While Jesus was providing physical food, the Jews were all in favor of following him, even to the point of making him king. But once he started talking in spiritual terms, claiming to have come from heaven and talking in ways they weren’t expecting the Messiah to talk, they quickly left him. “Therefore, many of His disciples, when they heard this, said, ‘This is a hard saying; who can understand it?” (vs. 60) Jesus tried to explain that what he was saying was spiritual, and that his words would give life (vs. 63). However, there were many who would have none of it. “From that time many of His disciples went back and walked with Him no more” (vs. 66). So much for them wanting him to be king!
I wonder how I would have reacted had I witnessed the feeding of the 5000 and then heard him speak the next day about eating his flesh and drinking his blood. I’m sure I would have been confused, but I would like to think that rather than just forsaking him completely, I would have tried harder to understand what he meant. I would like to think that considering I had witnessed and heard about many miracles that I would have given Jesus the benefit of the doubt, knowing that there was obviously something special about him.
Do you realize that we’re in very much a similar circumstance today as the Jews were then? While we have not personally witnessed his miracles, we have them recorded for us. The evidence as put forth by John (and the other gospel writers) were “written that you may believe that Jesus is the Christ, the Son of God, and that believing you may have life in His name” (John 20: 31). And we have his teachings recorded as well. We can hear the same words that the Jews heard in person 2000 years ago.
The question we need to ask is, “Do I respond in the same manner as the Jews?” When it suits us, we’ll gladly make Jesus our King. You know, as long as we’ve got plenty of food and blessings, and as long as he doesn’t require too much of us, and as long as what he says makes sense to us, then we’ll honor him as King. But what about when Jesus says something that we don’t like? What if he says something that we think doesn’t make sense? What if he tells us to go in a certain direction when all our gut instincts are telling us to go in a different direction? There are times that we may believe our way is best. There are times we want to do something that God has told us to abstain from. There are times Jesus says to do something that’s not in our comfort zone. There are times Jesus says something we don’t understand.

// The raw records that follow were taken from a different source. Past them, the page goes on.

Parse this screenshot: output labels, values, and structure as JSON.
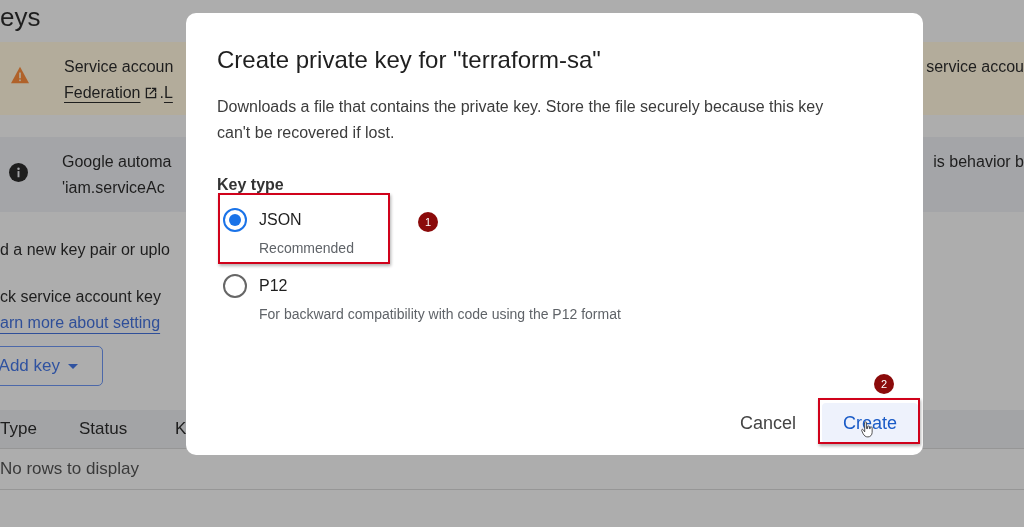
{
  "page": {
    "title": "eys",
    "warning_banner": {
      "line1": "Service accoun",
      "link": "Federation",
      "line2_rest": ". ",
      "link2": "L",
      "right_text": "service accou"
    },
    "info_banner": {
      "line1": "Google automa",
      "line2": "'iam.serviceAc",
      "right_text": "is behavior b"
    },
    "paragraphs": [
      "d a new key pair or uplo",
      "ck service account key"
    ],
    "link": "arn more about setting",
    "add_key_button": "Add key",
    "table": {
      "columns": [
        "Type",
        "Status",
        "K"
      ],
      "empty_message": "No rows to display"
    }
  },
  "dialog": {
    "title": "Create private key for \"terraform-sa\"",
    "description": "Downloads a file that contains the private key. Store the file securely because this key can't be recovered if lost.",
    "key_type_label": "Key type",
    "options": [
      {
        "label": "JSON",
        "hint": "Recommended",
        "selected": true
      },
      {
        "label": "P12",
        "hint": "For backward compatibility with code using the P12 format",
        "selected": false
      }
    ],
    "buttons": [
      {
        "label": "Cancel",
        "kind": "text"
      },
      {
        "label": "Create",
        "kind": "primary"
      }
    ]
  },
  "annotations": [
    {
      "number": "1"
    },
    {
      "number": "2"
    }
  ]
}
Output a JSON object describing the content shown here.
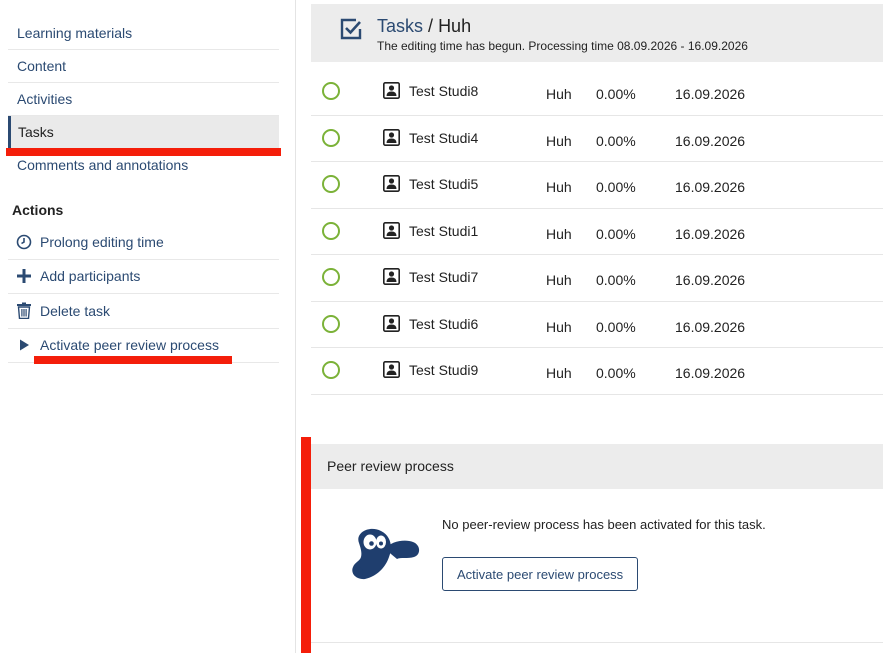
{
  "sidebar": {
    "nav": [
      {
        "label": "Learning materials"
      },
      {
        "label": "Content"
      },
      {
        "label": "Activities"
      },
      {
        "label": "Tasks"
      },
      {
        "label": "Comments and annotations"
      }
    ],
    "actions_title": "Actions",
    "actions": [
      {
        "label": "Prolong editing time",
        "icon": "clock-icon"
      },
      {
        "label": "Add participants",
        "icon": "plus-icon"
      },
      {
        "label": "Delete task",
        "icon": "trash-icon"
      },
      {
        "label": "Activate peer review process",
        "icon": "triangle-right-icon"
      }
    ]
  },
  "task": {
    "link": "Tasks",
    "separator": "/",
    "name": "Huh",
    "subtitle": "The editing time has begun. Processing time 08.09.2026 - 16.09.2026"
  },
  "table": {
    "rows": [
      {
        "name": "Test Studi8",
        "title": "Huh",
        "percent": "0.00%",
        "date": "16.09.2026"
      },
      {
        "name": "Test Studi4",
        "title": "Huh",
        "percent": "0.00%",
        "date": "16.09.2026"
      },
      {
        "name": "Test Studi5",
        "title": "Huh",
        "percent": "0.00%",
        "date": "16.09.2026"
      },
      {
        "name": "Test Studi1",
        "title": "Huh",
        "percent": "0.00%",
        "date": "16.09.2026"
      },
      {
        "name": "Test Studi7",
        "title": "Huh",
        "percent": "0.00%",
        "date": "16.09.2026"
      },
      {
        "name": "Test Studi6",
        "title": "Huh",
        "percent": "0.00%",
        "date": "16.09.2026"
      },
      {
        "name": "Test Studi9",
        "title": "Huh",
        "percent": "0.00%",
        "date": "16.09.2026"
      }
    ]
  },
  "peer": {
    "title": "Peer review process",
    "message": "No peer-review process has been activated for this task.",
    "button": "Activate peer review process"
  },
  "colors": {
    "link": "#2b4a72",
    "highlight": "#f41e0a",
    "radio": "#7bb238",
    "panel_bg": "#ececec"
  }
}
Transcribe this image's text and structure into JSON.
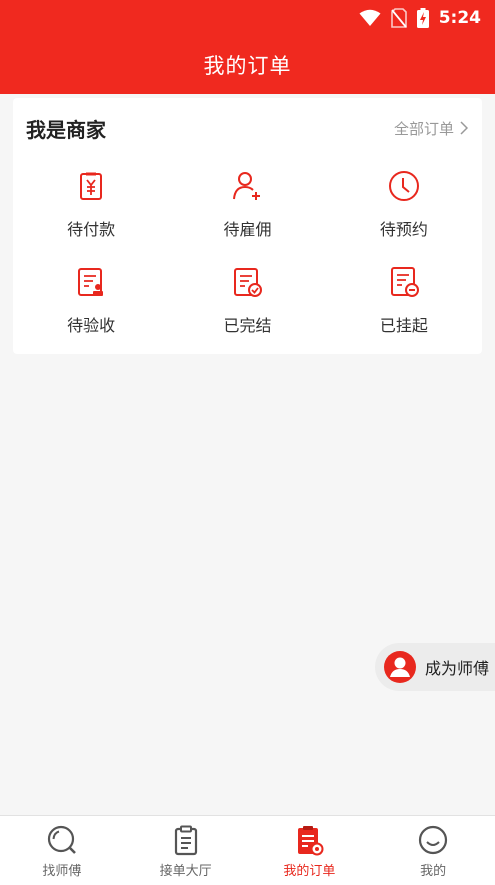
{
  "status_bar": {
    "time": "5:24"
  },
  "header": {
    "title": "我的订单"
  },
  "merchant": {
    "heading": "我是商家",
    "all_orders": "全部订单",
    "items": [
      {
        "label": "待付款",
        "icon": "payment-receipt-icon"
      },
      {
        "label": "待雇佣",
        "icon": "user-add-icon"
      },
      {
        "label": "待预约",
        "icon": "clock-icon"
      },
      {
        "label": "待验收",
        "icon": "inspection-document-icon"
      },
      {
        "label": "已完结",
        "icon": "completed-document-icon"
      },
      {
        "label": "已挂起",
        "icon": "suspended-document-icon"
      }
    ]
  },
  "fab": {
    "label": "成为师傅"
  },
  "tabbar": {
    "items": [
      {
        "label": "找师傅",
        "icon": "search-icon"
      },
      {
        "label": "接单大厅",
        "icon": "clipboard-icon"
      },
      {
        "label": "我的订单",
        "icon": "orders-icon"
      },
      {
        "label": "我的",
        "icon": "smiley-icon"
      }
    ],
    "active_index": 2
  },
  "colors": {
    "brand": "#f0291f",
    "active": "#e8281e",
    "inactive": "#555555"
  }
}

How do we respond in these situations? Do we forsake him as some of the disciples did and no longer desire for him to be our King? Hopefully, we’ll respond like Peter did when Jesus asked the twelve if they wanted to leave also. Peter replied,“Lord, to whom shall we go? You have the words of eternal life. Also we have come to believe and know that You are the Christ, the Son of the living God” (John 6:68-69). That was a statement of faith, of trust. It was a statement that said, “I may not fully understand everything you say. I may not even like everything you say. But I know who you are and what you can provide. Therefore, I trust you.”
What an amazing response by Peter. We also should have the same trust in our Lord and respond with the same conviction and faith when confronted with similar circumstances. Let’s not forget who we are. Let’s not forget who Jesus is. Let’s not forget our own feeble minds and understanding. Let’s not forget God’s infinite wisdom and his love for us, trusting that God’s way is best. Let’s honor him as King - all the time.